Establishing a lasting partnership with the right payment processor helps you achieve business objectives faster and opens new avenues for future growth.
Do not waste valuable development hours on a lengthy integration. Make sure that a payment processing solution offers key services relevant to your business model.
Note: Learn everything you need to know about payment processors in our guide What Is a Payment Processor?
Find out how to choose a payment processor and use its resources to maximize revenue.
Use the following guidelines to assess the payment processor’s capabilities and check if they meet your processing requirements.
1. Pricing and Fees
Try to avoid excessive initial investment and fixed fees. The transaction fees need to be transparent and easy to audit.
A new business should look to processors that offer percentage-based and tiered pricing conditional on sales volumes.
This pricing model gives payment processors an incentive to support and work with merchants to grow their business.
2. Business Model
Payment processors often specialize in certain types of business models like subscription processing, tangible items, or token-based websites. Be sure to identify the leading payment processor for your business model and double-check if there are any restrictions on goods and services you plan to sell.
Ideally, a payment processor should offer out-of-the-box solutions that support multiple business models. Being able to introduce and scale new services quickly is a significant competitive advantage.
3. Payment Types and Currencies
Customers prefer to use payment methods they recognize and are accustomed to. A single payment form needs to offer as many payment options as possible.
Forcing customers to switch from ACH payments to credit card payments, for example, might result in them abandoning the payment form.

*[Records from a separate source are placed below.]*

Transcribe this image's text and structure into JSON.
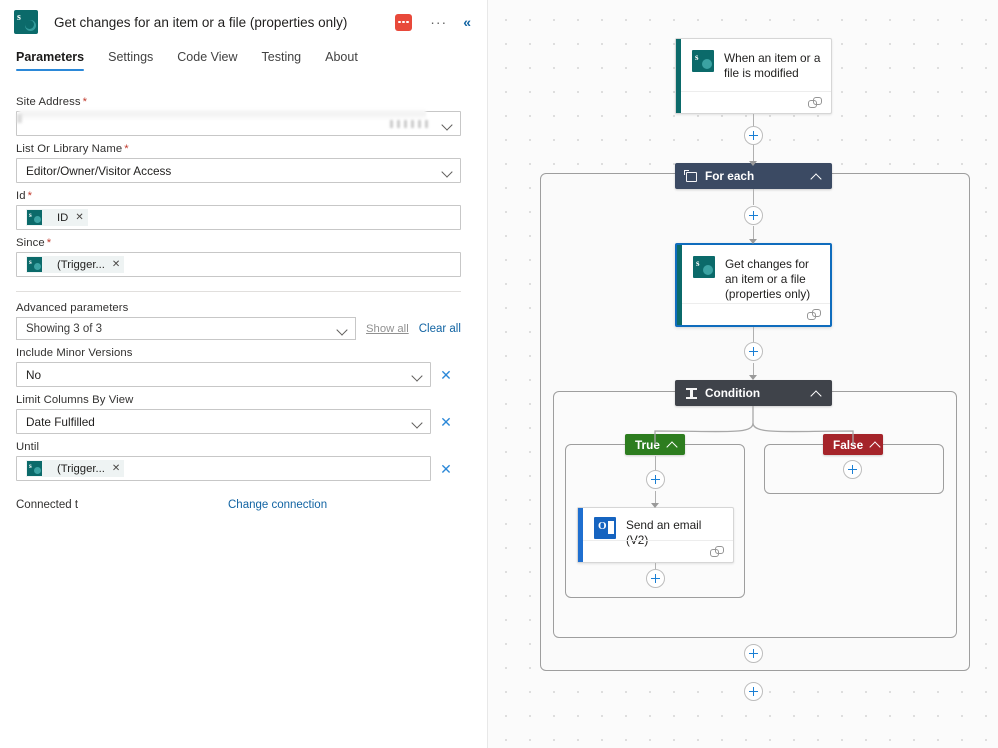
{
  "panel": {
    "title": "Get changes for an item or a file (properties only)",
    "icon": "sharepoint-icon",
    "error_badge": "error-badge",
    "more_button": "···",
    "collapse_button": "«",
    "tabs": [
      {
        "label": "Parameters",
        "active": true
      },
      {
        "label": "Settings",
        "active": false
      },
      {
        "label": "Code View",
        "active": false
      },
      {
        "label": "Testing",
        "active": false
      },
      {
        "label": "About",
        "active": false
      }
    ],
    "fields": [
      {
        "label": "Site Address",
        "required": true,
        "value": "",
        "type": "combobox-redacted"
      },
      {
        "label": "List Or Library Name",
        "required": true,
        "value": "Editor/Owner/Visitor Access",
        "type": "combobox"
      },
      {
        "label": "Id",
        "required": true,
        "value": "ID",
        "type": "token"
      },
      {
        "label": "Since",
        "required": true,
        "value": "(Trigger...",
        "type": "token"
      }
    ],
    "advanced": {
      "label": "Advanced parameters",
      "selected": "Showing 3 of 3",
      "show_all": "Show all",
      "clear_all": "Clear all",
      "fields": [
        {
          "label": "Include Minor Versions",
          "value": "No",
          "type": "combobox"
        },
        {
          "label": "Limit Columns By View",
          "value": "Date Fulfilled",
          "type": "combobox"
        },
        {
          "label": "Until",
          "value": "(Trigger...",
          "type": "token"
        }
      ]
    },
    "connection": {
      "status": "Connected t",
      "change_link": "Change connection"
    }
  },
  "flow": {
    "trigger": {
      "label": "When an item or a file is modified",
      "icon": "sharepoint-icon",
      "accent": "#0b6a6a"
    },
    "foreach": {
      "label": "For each",
      "icon": "loop-icon",
      "color": "#3b4a63"
    },
    "action": {
      "label": "Get changes for an item or a file (properties only)",
      "icon": "sharepoint-icon",
      "accent": "#0b6a6a",
      "selected": true
    },
    "condition": {
      "label": "Condition",
      "icon": "condition-icon",
      "color": "#3f434a",
      "branches": [
        {
          "label": "True",
          "color": "#2d7d1f"
        },
        {
          "label": "False",
          "color": "#a5242a"
        }
      ]
    },
    "email": {
      "label": "Send an email (V2)",
      "icon": "outlook-icon",
      "accent": "#1664c0"
    },
    "add_button": "+"
  }
}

For a better customer experience, the payment processor needs to support all major currencies (USD, EUR, JPY, etc.) with automated systems that handle conversion rates.
Payment types are often restricted based on location. Always confirm what payment options are available for your merchant account.
4. Additional Features
Features and services should heavily influence the choice of payment processor. Some of the priority features include:
- A user-friendly reporting system that provides customer and sales statistics.
- Advanced API solutions.
- Flexible and customizable payment forms with the option to add cross-sells, upsells, and promotional banners.
- A well-developed referral and affiliate program.
- Streamlined integration with other third-party software (Google Analytics, eCommerce platforms, tax and ecommerce accounting tools, CRMs, etc.).
- 24/7 technical support.
Try to utilize and implement as many features the payment processor has to offer as they are designed to increase sales.
5. PCI Compliance
The Payment Card Industry (PCI) data security standards compel payment processors to fulfill a set of strict regulations. These guidelines guarantee the safety of sensitive cardholder information.
If a payment processor is not compliant with PCI standards, they cannot process credit card transactions. As a result, the merchant may only accept non-credit card payments.
Note: To learn more, check out our detailed PCI compliance checklist.
6. Global Reach
Working with a payment processor with a global presence and international experience allows merchants to reach more customers.
Even if a merchant initially plans to sell products and services locally, expanding the customer base to other countries and regions using the same payment processor is a clear benefit.
7. Earnings and Payout Methods
One of the biggest obstacles for online businesses are cash flow fluctuations. Check how often and what method the payment processor uses to pay out their merchants.
The locations of the payment processor’s bank and the merchant’s recipient bank must be taken into account before selecting a payment processor. Fees for international bank transfers can increase operating costs substantially.
8. Use Multiple Payment Processors
Even the most reliable payment processors suffer from temporary service unavailability. To avoid loss of income, use several payment processors.
Typically, customers are redirected to an alternate processor’s payment form if the primary processor runs into technical issues.
Setting up a cascade of payment forms using a second or third processor guarantees that customers can always complete their payments.
You can now quickly assess and choose a payment processor with enough expertise and resources to support your business. Especially if you are moving your retail shop to the ecommerce avenue and you are not familiar with how online payment processing works.
Making the right choice is going to help you automate business processes, reduce overhead costs, and increase the security of online transactions.